Culley’s verse is written with the tautness of a violin string. Her words stretch and hum, resonant with meaning. She doesn’t use any extra words, her poetry spare and rich with emotion that goes unstated but fills the pages. Beautifully, she manages to reach beyond the arguments about gun control to tell a deep story about the impact of a single gun on two families. That alone is a feat while still not ignoring the politically charged atmosphere entirely.
Liv is the voice of the book, her feelings and struggles crossing the page with her actions speaking of so much more pain than she can express even to the reader. She is a protagonist caught in a river current of grief and loss that she can’t find a way to process other than to just go through it. Again, Culley gives her the space to just be on the page, speak in her voice, and experience what her family is going through.
Tragic and profoundly moving, this verse novel is something special. Appropriate for ages 14-17.
Reviewed from e-galley provided by HarperCollins.
New Kid by Jerry Craft
The Undefeated by Kwame Alexander, illustrated by Kadir Nelson
Scary Stories for Young Foxes by Christian McKay Heidicker, illustrated by Junyi Wu

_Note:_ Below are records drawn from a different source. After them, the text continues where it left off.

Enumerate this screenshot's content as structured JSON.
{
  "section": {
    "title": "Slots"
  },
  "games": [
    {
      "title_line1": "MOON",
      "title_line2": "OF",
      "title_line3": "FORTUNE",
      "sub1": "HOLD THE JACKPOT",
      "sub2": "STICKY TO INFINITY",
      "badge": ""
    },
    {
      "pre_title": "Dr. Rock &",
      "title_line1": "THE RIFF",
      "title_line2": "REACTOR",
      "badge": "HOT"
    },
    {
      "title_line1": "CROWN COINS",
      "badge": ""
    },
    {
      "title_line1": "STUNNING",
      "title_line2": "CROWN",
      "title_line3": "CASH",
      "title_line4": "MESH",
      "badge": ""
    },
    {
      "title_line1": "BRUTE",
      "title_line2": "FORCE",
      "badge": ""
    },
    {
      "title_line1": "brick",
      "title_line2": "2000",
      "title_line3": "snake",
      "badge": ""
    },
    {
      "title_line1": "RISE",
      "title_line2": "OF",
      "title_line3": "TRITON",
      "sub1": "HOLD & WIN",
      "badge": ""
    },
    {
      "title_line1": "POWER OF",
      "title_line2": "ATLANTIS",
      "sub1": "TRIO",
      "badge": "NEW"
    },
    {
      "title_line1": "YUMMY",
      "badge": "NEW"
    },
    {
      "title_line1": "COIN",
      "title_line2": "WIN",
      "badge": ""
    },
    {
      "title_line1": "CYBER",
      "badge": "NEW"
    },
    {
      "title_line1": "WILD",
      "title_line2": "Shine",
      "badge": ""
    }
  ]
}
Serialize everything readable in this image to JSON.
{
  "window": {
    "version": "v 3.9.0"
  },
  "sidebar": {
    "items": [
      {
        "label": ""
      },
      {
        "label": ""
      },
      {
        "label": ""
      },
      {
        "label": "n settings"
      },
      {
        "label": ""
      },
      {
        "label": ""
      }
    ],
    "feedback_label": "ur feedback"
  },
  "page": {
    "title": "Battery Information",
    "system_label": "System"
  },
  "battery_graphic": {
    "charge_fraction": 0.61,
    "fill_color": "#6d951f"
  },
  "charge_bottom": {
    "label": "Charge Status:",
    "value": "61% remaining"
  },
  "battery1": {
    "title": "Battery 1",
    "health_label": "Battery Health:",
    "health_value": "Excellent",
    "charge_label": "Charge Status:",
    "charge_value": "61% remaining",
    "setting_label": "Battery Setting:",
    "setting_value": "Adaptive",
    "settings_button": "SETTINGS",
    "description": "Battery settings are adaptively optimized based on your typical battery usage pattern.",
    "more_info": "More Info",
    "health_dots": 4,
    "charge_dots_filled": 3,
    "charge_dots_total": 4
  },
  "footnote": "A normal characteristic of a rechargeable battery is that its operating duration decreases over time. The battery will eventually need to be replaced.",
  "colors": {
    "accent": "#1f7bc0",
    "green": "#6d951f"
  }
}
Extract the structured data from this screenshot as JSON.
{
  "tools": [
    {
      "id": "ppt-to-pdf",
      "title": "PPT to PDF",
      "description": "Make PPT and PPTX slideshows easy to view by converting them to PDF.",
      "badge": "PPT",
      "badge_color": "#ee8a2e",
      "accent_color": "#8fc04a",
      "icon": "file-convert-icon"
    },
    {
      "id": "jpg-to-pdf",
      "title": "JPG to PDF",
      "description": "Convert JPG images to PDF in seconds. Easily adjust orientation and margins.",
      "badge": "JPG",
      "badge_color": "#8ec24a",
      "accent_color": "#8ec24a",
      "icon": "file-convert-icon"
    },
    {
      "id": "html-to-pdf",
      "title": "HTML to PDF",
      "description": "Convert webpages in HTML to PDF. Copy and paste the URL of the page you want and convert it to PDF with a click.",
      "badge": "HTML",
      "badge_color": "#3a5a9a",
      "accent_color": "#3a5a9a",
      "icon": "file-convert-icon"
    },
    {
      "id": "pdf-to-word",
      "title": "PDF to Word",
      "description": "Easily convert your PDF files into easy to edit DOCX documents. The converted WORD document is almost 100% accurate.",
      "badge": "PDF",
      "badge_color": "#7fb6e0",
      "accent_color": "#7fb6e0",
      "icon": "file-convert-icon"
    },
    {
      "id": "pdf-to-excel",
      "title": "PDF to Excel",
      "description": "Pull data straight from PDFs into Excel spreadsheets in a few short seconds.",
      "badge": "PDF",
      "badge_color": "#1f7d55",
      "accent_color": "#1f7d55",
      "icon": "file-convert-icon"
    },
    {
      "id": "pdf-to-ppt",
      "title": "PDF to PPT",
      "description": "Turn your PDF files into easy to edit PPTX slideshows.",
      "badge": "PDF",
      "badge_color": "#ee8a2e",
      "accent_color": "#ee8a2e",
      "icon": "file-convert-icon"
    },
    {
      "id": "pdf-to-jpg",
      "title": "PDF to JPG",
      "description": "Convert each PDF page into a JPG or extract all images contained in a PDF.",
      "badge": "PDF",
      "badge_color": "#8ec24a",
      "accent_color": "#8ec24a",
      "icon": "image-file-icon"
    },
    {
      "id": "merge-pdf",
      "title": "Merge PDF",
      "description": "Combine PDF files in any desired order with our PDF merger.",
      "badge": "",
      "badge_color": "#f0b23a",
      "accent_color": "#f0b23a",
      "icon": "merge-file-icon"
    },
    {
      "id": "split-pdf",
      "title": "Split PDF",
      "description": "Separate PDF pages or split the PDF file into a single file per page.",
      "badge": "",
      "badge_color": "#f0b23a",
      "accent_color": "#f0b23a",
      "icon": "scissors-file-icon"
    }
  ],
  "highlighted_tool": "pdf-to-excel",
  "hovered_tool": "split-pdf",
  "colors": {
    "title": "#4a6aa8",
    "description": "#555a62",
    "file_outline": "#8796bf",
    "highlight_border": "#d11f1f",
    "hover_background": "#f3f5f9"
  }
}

Other Words for Home by Jasmine Warga
Genesis Begins Again by Alicia D. Williams